The Food Project: Youth. Food. Community.

Skip to main content

Dumplings with Your Neighbor

Susan Prepares Garlic Eggplant
Susan Prepares Garlic Eggplant
This blog was written by TFP Community Programs Associate Allison Daminger about the first installment in our "Cooking with Your Neighbor" workshop series this winter.


A small group huddles around a pot of boiling water in The Food Project's kitchen in Dorchester. "How will we know they're done?" asks one woman. The answer comes from across the room, where Shuyun (Susan) Zheng is busy slicing a head of Napa cabbage: "They're done when they float!" she calls.

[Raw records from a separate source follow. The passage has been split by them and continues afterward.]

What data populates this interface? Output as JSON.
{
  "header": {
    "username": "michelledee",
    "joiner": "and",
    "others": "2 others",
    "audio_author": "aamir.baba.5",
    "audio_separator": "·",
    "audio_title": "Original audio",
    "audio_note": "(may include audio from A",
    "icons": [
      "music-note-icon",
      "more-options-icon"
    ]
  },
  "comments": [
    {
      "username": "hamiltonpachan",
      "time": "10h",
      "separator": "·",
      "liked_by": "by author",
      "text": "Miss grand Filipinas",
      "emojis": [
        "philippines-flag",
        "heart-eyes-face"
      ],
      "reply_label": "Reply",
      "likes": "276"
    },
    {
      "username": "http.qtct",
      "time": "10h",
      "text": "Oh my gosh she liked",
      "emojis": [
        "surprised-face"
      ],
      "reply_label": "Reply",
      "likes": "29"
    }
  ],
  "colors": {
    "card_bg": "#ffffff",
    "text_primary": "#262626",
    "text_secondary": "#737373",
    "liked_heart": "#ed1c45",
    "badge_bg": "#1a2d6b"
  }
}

The pot-watchers' eagerness to do things correctly is understandable; they, along with twenty other neighbors and community members, have spent the past three hours mincing, chopping, rolling, and mixing their way through an introduction to Chinese cuisine, and it's almost time to eat the fruits of their labor. In addition to the dumplings boiling on the stove before them, class participants are looking forward to garlic eggplant, stir-fried tofu and tatsoi, and a Chinese cold dish composed of cabbage, carrots, apples, and kelp.

The afternoon's culinary activities mark the start of The Food Project's "Grow Well, Eat Well, Be Well" program, a series of gardening and cooking workshops to be held throughout the winter and spring of 2013. Each cooking class spotlights a talented home cook in the Dudley neighborhood and offers participants a chance to try their hand at an unfamiliar cuisine. Susan, today's guest chef, is a gardener (look for her tomatoes at next year's farmers market!) and nutrition consultant in addition to a cook, and participants are grateful for the chance to learn from her expertise. "I really enjoyed Susan's enthusiasm and knowledge and appreciated her patience," one woman remarks after the class wraps up; another names her willingness to answer participants' questions as an important feature of the afternoon.

Susan is not the only teacher present, however. As the afternoon progresses, class participants - largely strangers to one another before today - begin swapping cooking tips and recipe ideas; everyone seems to benefit from her classmates' descriptions of previous kitchen triumphs and mistakes. Conversation momentarily subsides when the food is ready, however, as everyone focuses their attention on the dishes they've helped to prepare. The garlic eggplant is a surprise favorite: "It's so simple!" one woman marvels, "I'm going to go home and make it tomorrow." The dumplings, too, get rave reviews: "So much better than the kind you get at a Chinese restaurant!" remarks a satisfied participant. The others nod in agreement. Armed with leftovers and recipe sheets, they head out into the snow prepared to impress their friends and families with a fresher, healthier version of take-out favorites.


What participants are saying about the class:

"I really enjoyed Susan's enthusiasm and knowledge and appreciated her patience. I liked learning cooking tips from other participants and working together to prepare the delicious food."

"The food was easy to make and delicious, and I gained appreciation for the instructor's cultural background. It was a free and very fun activity for my husband and me. I would do it again and recommend it to friends."

"I had great conversation with the other folks [at the workshop]. The instructor was very willing to answer questions. Everyone was able to participate in both the preparation and cleanup. The atmosphere was inviting and comfortable."


For more information about the "Grow Well, Eat Well, Be Well" workshops, download a flier or contact Community Outreach and Education Manager Kathleen Banfield at [email protected].

Share this post: click here to share this page

categories: , , , ,